TASK GOAL:
Print the entire listing. Each line must match the original exactly.

EXERCISE MATERIALS:
::::
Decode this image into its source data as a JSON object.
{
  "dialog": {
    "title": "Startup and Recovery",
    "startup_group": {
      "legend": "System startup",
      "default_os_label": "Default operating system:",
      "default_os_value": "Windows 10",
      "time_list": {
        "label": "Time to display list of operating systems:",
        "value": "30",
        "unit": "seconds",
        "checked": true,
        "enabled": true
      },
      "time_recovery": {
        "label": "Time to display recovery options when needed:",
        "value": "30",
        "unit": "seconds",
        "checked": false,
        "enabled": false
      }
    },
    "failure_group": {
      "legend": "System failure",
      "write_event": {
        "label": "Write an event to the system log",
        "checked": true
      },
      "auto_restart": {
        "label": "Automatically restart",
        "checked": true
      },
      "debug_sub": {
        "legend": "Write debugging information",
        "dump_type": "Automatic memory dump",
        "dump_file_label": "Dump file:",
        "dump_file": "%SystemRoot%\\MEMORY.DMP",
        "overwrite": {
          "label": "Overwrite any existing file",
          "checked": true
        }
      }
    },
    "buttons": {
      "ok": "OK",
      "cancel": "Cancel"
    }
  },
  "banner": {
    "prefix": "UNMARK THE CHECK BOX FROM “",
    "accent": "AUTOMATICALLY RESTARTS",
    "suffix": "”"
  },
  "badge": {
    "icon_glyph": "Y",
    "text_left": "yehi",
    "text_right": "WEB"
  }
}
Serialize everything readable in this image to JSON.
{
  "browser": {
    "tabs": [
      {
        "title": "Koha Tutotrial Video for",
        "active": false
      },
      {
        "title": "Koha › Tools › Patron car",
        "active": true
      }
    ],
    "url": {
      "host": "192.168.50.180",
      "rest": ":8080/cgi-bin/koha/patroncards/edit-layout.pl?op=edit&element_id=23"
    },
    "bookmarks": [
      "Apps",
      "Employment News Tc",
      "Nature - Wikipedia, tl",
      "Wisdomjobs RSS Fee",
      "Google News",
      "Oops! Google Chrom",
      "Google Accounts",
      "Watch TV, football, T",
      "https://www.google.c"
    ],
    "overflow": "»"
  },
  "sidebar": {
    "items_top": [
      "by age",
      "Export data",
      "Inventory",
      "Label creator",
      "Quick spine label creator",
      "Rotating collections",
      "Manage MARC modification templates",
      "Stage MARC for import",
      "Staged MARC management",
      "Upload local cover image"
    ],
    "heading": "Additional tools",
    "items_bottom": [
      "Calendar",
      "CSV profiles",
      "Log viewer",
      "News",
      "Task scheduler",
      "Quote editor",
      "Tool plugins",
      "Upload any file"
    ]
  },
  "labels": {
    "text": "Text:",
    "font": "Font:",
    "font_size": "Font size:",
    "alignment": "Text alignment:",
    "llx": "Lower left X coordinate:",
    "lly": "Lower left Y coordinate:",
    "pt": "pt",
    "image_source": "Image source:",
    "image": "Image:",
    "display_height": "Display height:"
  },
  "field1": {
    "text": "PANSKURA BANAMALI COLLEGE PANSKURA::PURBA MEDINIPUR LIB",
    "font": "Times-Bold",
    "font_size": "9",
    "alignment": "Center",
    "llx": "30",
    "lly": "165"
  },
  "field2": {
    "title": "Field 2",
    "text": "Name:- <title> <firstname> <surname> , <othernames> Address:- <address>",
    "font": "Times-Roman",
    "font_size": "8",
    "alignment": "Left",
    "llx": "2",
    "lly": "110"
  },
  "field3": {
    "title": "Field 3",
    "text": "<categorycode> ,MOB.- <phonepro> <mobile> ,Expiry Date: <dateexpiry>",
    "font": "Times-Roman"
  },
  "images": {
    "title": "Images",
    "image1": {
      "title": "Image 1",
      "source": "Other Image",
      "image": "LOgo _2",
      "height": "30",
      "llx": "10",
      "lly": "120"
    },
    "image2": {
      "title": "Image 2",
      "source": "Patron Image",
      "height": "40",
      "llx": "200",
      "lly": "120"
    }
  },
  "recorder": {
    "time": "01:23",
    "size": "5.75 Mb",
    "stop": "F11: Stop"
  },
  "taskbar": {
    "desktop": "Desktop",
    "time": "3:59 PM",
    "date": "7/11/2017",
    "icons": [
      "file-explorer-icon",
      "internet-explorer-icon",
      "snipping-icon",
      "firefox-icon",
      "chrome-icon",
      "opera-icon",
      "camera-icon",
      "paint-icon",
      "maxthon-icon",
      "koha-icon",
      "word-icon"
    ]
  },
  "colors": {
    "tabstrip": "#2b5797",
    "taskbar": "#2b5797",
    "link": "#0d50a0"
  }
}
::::
REPLY:
Decode this image into its source data as a JSON object.
{
  "dialog": {
    "title": "Startup and Recovery",
    "startup_group": {
      "legend": "System startup",
      "default_os_label": "Default operating system:",
      "default_os_value": "Windows 10",
      "time_list": {
        "label": "Time to display list of operating systems:",
        "value": "30",
        "unit": "seconds",
        "checked": true,
        "enabled": true
      },
      "time_recovery": {
        "label": "Time to display recovery options when needed:",
        "value": "30",
        "unit": "seconds",
        "checked": false,
        "enabled": false
      }
    },
    "failure_group": {
      "legend": "System failure",
      "write_event": {
        "label": "Write an event to the system log",
        "checked": true
      },
      "auto_restart": {
        "label": "Automatically restart",
        "checked": true
      },
      "debug_sub": {
        "legend": "Write debugging information",
        "dump_type": "Automatic memory dump",
        "dump_file_label": "Dump file:",
        "dump_file": "%SystemRoot%\\MEMORY.DMP",
        "overwrite": {
          "label": "Overwrite any existing file",
          "checked": true
        }
      }
    },
    "buttons": {
      "ok": "OK",
      "cancel": "Cancel"
    }
  },
  "banner": {
    "prefix": "UNMARK THE CHECK BOX FROM “",
    "accent": "AUTOMATICALLY RESTARTS",
    "suffix": "”"
  },
  "badge": {
    "icon_glyph": "Y",
    "text_left": "yehi",
    "text_right": "WEB"
  }
}
Serialize everything readable in this image to JSON.
{
  "browser": {
    "tabs": [
      {
        "title": "Koha Tutotrial Video for",
        "active": false
      },
      {
        "title": "Koha › Tools › Patron car",
        "active": true
      }
    ],
    "url": {
      "host": "192.168.50.180",
      "rest": ":8080/cgi-bin/koha/patroncards/edit-layout.pl?op=edit&element_id=23"
    },
    "bookmarks": [
      "Apps",
      "Employment News Tc",
      "Nature - Wikipedia, tl",
      "Wisdomjobs RSS Fee",
      "Google News",
      "Oops! Google Chrom",
      "Google Accounts",
      "Watch TV, football, T",
      "https://www.google.c"
    ],
    "overflow": "»"
  },
  "sidebar": {
    "items_top": [
      "by age",
      "Export data",
      "Inventory",
      "Label creator",
      "Quick spine label creator",
      "Rotating collections",
      "Manage MARC modification templates",
      "Stage MARC for import",
      "Staged MARC management",
      "Upload local cover image"
    ],
    "heading": "Additional tools",
    "items_bottom": [
      "Calendar",
      "CSV profiles",
      "Log viewer",
      "News",
      "Task scheduler",
      "Quote editor",
      "Tool plugins",
      "Upload any file"
    ]
  },
  "labels": {
    "text": "Text:",
    "font": "Font:",
    "font_size": "Font size:",
    "alignment": "Text alignment:",
    "llx": "Lower left X coordinate:",
    "lly": "Lower left Y coordinate:",
    "pt": "pt",
    "image_source": "Image source:",
    "image": "Image:",
    "display_height": "Display height:"
  },
  "field1": {
    "text": "PANSKURA BANAMALI COLLEGE PANSKURA::PURBA MEDINIPUR LIB",
    "font": "Times-Bold",
    "font_size": "9",
    "alignment": "Center",
    "llx": "30",
    "lly": "165"
  },
  "field2": {
    "title": "Field 2",
    "text": "Name:- <title> <firstname> <surname> , <othernames> Address:- <address>",
    "font": "Times-Roman",
    "font_size": "8",
    "alignment": "Left",
    "llx": "2",
    "lly": "110"
  },
  "field3": {
    "title": "Field 3",
    "text": "<categorycode> ,MOB.- <phonepro> <mobile> ,Expiry Date: <dateexpiry>",
    "font": "Times-Roman"
  },
  "images": {
    "title": "Images",
    "image1": {
      "title": "Image 1",
      "source": "Other Image",
      "image": "LOgo _2",
      "height": "30",
      "llx": "10",
      "lly": "120"
    },
    "image2": {
      "title": "Image 2",
      "source": "Patron Image",
      "height": "40",
      "llx": "200",
      "lly": "120"
    }
  },
  "recorder": {
    "time": "01:23",
    "size": "5.75 Mb",
    "stop": "F11: Stop"
  },
  "taskbar": {
    "desktop": "Desktop",
    "time": "3:59 PM",
    "date": "7/11/2017",
    "icons": [
      "file-explorer-icon",
      "internet-explorer-icon",
      "snipping-icon",
      "firefox-icon",
      "chrome-icon",
      "opera-icon",
      "camera-icon",
      "paint-icon",
      "maxthon-icon",
      "koha-icon",
      "word-icon"
    ]
  },
  "colors": {
    "tabstrip": "#2b5797",
    "taskbar": "#2b5797",
    "link": "#0d50a0"
  }
}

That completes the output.